Activity: Throughout the entries below, report every line where "visibility" is found.

Exercise material:
++++++++++

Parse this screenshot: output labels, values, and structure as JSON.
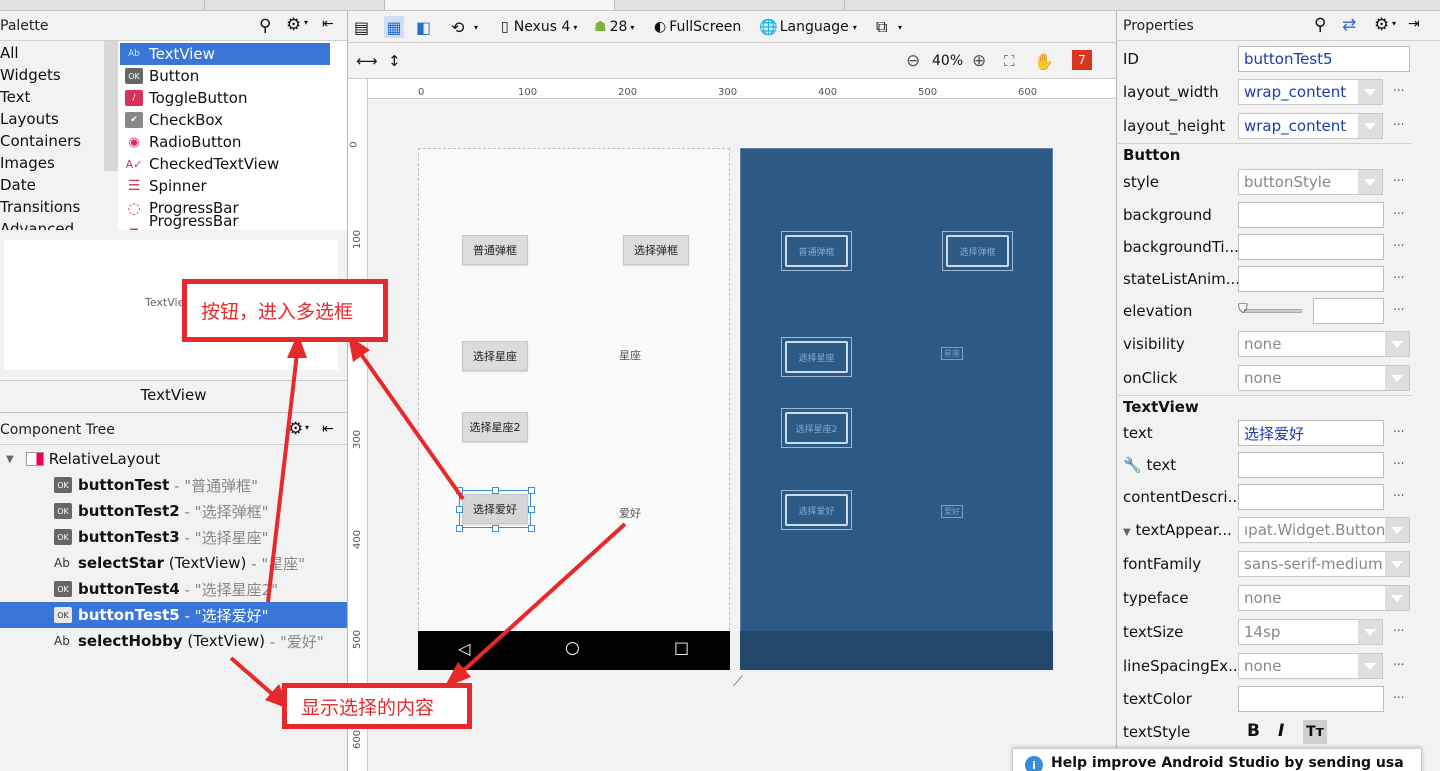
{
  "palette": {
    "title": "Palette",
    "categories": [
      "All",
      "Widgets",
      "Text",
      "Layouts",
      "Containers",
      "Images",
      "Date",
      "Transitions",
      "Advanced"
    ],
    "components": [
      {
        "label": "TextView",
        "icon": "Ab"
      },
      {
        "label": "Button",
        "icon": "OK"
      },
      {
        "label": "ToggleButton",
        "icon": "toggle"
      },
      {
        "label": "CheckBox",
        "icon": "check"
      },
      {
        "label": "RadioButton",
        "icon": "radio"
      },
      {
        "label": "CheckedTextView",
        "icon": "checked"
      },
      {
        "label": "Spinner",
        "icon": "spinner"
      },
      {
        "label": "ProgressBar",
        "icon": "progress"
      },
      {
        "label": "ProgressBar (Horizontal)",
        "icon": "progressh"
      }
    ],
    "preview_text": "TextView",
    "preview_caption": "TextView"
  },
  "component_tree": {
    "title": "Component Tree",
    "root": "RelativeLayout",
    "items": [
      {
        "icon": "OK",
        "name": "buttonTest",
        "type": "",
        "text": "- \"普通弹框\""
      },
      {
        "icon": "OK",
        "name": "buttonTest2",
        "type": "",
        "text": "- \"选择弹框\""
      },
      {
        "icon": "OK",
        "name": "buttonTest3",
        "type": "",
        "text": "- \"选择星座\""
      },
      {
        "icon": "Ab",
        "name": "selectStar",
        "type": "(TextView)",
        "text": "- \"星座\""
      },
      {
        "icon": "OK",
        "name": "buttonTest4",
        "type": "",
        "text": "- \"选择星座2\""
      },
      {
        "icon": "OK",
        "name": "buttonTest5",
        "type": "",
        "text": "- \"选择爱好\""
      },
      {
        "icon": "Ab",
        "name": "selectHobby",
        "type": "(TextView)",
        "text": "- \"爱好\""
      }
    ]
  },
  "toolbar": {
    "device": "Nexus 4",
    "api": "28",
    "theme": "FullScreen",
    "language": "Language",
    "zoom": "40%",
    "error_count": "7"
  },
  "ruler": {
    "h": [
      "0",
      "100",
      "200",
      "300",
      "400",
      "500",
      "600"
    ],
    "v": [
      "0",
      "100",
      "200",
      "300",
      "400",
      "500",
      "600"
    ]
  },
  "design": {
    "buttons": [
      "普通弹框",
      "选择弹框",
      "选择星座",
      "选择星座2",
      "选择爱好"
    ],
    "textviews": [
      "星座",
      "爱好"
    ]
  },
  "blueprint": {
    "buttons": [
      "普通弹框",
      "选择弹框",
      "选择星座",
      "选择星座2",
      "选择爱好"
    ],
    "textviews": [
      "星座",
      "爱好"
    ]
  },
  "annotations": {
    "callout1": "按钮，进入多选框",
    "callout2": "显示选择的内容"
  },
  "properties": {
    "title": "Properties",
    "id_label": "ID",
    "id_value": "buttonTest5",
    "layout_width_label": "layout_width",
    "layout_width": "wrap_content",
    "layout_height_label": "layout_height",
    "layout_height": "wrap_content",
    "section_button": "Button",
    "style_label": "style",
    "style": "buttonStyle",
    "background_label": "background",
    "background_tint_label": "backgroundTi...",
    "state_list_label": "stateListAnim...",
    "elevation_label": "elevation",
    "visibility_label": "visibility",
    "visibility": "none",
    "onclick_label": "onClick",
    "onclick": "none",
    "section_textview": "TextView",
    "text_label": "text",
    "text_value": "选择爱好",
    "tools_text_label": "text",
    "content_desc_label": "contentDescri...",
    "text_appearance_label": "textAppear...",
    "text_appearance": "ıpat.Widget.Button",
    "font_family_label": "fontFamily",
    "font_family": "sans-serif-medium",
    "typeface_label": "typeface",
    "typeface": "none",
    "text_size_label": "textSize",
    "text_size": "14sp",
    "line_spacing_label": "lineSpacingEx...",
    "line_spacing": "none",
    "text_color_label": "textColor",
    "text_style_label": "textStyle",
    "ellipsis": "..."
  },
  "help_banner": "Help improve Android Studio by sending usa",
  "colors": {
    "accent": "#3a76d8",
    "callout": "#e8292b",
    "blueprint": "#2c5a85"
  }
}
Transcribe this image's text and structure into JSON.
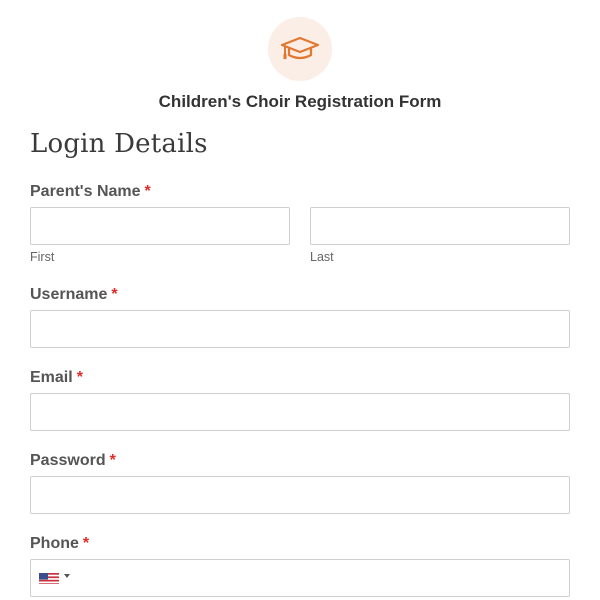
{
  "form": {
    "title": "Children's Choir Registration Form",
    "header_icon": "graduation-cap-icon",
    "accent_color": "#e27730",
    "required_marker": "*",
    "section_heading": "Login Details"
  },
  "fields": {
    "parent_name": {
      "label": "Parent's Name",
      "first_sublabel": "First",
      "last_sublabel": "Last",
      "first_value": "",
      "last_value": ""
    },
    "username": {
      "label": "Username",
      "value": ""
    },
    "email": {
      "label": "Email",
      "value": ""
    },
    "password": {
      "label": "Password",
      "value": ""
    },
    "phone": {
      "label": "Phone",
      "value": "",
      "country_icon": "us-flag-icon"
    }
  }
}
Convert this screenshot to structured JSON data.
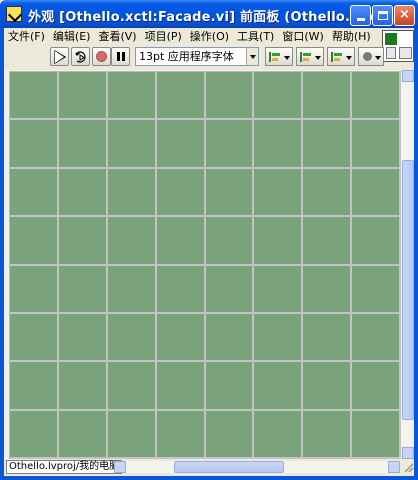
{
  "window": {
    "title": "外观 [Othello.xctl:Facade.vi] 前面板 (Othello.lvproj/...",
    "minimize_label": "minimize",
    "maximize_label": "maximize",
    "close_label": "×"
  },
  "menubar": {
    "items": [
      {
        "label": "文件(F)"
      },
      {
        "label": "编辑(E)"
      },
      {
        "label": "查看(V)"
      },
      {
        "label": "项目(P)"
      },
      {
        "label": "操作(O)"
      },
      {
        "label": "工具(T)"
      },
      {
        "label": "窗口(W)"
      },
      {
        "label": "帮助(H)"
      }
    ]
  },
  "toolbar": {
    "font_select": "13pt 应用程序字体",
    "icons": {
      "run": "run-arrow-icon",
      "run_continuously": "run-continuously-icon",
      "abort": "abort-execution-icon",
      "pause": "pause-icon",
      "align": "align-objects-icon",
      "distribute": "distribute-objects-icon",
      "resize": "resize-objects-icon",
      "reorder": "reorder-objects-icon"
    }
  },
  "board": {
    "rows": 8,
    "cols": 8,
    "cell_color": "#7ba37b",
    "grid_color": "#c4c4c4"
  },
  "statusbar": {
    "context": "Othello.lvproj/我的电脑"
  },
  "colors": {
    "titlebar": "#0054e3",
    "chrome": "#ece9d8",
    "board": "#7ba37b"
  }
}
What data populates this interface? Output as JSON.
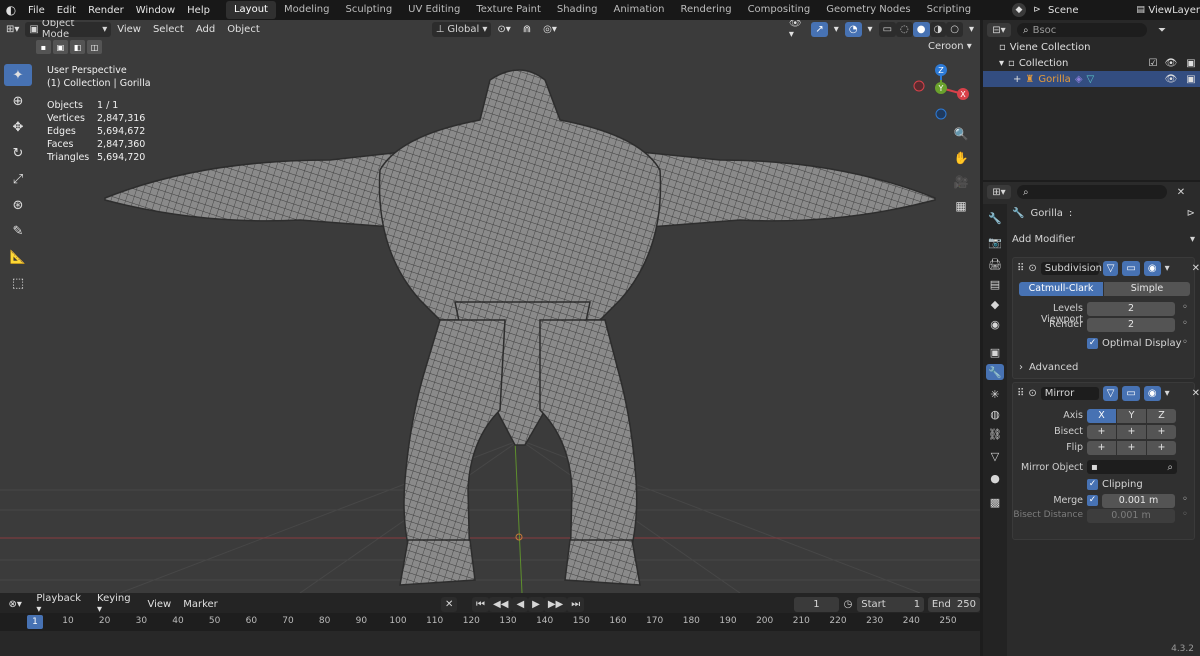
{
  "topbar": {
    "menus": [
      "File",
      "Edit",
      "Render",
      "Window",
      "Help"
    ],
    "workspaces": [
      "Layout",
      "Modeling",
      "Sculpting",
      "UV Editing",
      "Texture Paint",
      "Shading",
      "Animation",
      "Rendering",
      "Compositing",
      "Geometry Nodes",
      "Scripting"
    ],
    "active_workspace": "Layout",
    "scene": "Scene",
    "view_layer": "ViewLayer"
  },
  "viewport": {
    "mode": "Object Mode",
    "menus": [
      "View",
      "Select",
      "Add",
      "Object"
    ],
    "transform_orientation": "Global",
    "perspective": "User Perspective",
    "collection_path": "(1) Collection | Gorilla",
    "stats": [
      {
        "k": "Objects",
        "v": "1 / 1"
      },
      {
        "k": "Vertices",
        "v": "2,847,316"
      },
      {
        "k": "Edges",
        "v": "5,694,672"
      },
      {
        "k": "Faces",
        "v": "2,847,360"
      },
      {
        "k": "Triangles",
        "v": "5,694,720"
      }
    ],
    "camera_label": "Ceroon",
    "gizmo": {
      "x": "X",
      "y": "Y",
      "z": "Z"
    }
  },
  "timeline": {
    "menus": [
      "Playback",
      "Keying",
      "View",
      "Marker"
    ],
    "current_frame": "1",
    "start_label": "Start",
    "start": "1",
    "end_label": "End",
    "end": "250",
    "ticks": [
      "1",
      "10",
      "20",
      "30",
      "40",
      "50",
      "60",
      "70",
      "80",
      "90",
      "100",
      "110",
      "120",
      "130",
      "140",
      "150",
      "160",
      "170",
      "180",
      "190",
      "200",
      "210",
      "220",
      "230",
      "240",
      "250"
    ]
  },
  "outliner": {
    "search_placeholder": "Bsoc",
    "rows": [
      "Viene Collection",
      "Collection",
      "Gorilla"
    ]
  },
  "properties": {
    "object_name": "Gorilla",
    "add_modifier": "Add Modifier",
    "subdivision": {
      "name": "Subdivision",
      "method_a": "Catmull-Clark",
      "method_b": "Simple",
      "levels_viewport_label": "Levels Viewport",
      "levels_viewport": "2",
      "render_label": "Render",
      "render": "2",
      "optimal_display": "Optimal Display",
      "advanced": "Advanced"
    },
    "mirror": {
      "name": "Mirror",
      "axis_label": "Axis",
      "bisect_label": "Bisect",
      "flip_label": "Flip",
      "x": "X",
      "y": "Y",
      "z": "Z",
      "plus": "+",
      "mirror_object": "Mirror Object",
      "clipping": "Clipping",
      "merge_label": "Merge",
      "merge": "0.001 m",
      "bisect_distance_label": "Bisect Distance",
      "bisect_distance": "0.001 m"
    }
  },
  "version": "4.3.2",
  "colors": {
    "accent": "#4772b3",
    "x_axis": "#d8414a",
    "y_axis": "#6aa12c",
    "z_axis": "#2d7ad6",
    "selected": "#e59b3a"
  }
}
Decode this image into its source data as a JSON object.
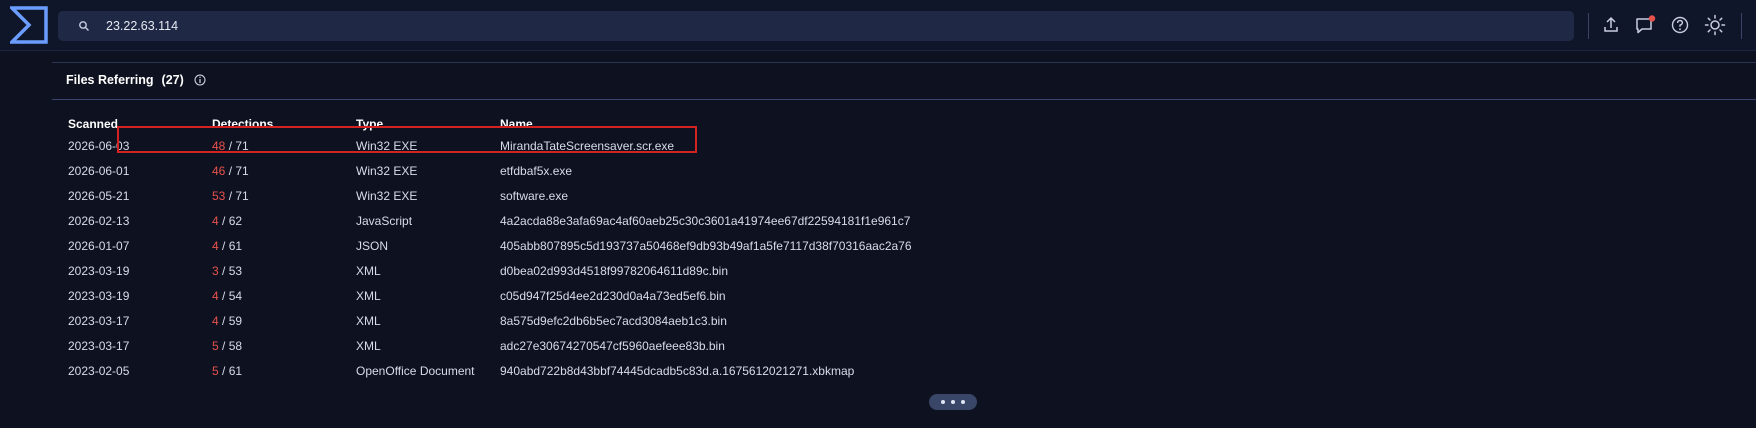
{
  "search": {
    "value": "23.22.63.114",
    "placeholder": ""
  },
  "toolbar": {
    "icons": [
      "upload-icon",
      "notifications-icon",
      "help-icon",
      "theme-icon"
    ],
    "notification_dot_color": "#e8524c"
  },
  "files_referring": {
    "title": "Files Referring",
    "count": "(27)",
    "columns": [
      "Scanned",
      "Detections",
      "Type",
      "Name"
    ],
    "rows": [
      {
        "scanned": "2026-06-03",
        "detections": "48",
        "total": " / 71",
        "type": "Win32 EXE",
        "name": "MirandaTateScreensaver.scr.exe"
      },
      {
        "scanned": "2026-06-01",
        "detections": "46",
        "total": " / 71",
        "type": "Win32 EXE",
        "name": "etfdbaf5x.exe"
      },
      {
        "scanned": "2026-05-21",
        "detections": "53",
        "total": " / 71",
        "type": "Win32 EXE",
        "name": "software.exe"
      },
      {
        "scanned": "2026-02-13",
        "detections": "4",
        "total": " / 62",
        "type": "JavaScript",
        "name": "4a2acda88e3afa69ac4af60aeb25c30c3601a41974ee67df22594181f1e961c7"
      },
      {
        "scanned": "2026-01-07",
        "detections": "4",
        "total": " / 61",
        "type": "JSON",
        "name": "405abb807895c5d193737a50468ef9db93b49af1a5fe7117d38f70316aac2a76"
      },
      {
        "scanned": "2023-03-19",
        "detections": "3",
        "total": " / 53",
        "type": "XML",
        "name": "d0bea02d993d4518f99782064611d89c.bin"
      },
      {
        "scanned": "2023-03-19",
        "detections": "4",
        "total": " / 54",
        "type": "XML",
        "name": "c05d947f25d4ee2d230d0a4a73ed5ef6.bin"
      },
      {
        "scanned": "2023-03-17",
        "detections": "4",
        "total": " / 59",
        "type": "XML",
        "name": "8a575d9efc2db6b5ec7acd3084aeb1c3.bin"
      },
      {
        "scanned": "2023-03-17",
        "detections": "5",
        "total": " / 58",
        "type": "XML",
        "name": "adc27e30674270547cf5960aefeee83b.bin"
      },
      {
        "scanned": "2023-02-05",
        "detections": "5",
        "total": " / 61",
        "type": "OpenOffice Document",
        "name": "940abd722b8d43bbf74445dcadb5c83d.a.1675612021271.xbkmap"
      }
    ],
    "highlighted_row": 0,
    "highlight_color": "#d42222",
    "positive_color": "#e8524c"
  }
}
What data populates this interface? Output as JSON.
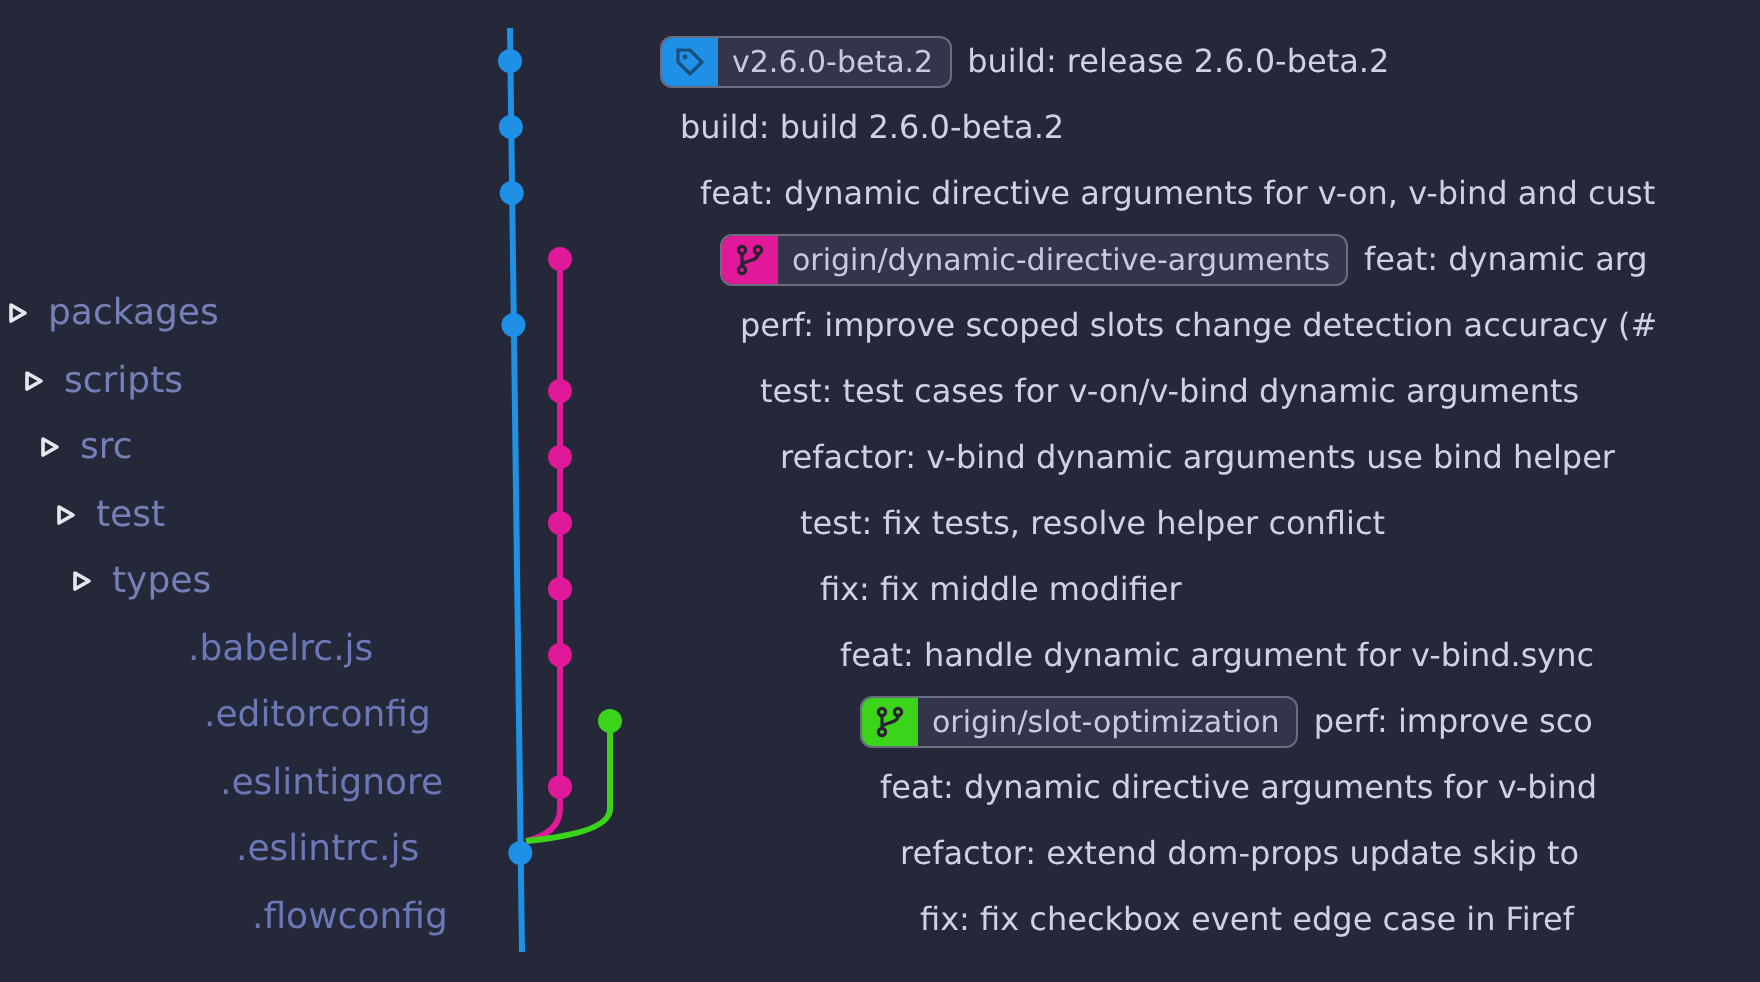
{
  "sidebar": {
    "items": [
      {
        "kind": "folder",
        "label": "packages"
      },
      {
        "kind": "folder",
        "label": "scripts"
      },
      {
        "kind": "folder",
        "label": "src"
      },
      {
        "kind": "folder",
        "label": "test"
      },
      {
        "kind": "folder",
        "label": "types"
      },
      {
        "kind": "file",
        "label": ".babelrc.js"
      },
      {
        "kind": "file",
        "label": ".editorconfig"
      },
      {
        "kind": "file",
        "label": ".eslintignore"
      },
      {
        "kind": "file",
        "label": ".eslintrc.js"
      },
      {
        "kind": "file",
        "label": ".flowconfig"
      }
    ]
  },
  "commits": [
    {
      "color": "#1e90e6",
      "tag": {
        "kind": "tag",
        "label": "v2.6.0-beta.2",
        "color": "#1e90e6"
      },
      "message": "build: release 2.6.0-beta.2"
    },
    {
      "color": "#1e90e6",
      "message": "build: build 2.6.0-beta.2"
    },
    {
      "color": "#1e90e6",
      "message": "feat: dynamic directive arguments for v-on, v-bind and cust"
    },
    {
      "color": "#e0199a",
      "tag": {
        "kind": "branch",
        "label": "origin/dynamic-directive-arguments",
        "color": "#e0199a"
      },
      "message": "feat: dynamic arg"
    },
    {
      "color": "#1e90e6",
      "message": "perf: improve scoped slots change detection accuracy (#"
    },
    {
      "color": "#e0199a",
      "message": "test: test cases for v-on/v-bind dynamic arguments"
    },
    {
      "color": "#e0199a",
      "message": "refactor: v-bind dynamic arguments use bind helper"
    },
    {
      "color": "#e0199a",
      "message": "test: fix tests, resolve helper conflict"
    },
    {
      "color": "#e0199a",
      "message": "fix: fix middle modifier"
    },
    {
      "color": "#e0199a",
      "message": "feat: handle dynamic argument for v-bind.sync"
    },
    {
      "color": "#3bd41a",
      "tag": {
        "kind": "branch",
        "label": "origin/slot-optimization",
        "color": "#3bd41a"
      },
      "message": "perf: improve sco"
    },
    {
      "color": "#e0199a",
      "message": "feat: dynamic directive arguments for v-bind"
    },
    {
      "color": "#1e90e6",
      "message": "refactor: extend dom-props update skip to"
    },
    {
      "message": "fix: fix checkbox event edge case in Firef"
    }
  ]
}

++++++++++

Output for this task:
    "visibility_label": "visibility",
    "visibility": "none",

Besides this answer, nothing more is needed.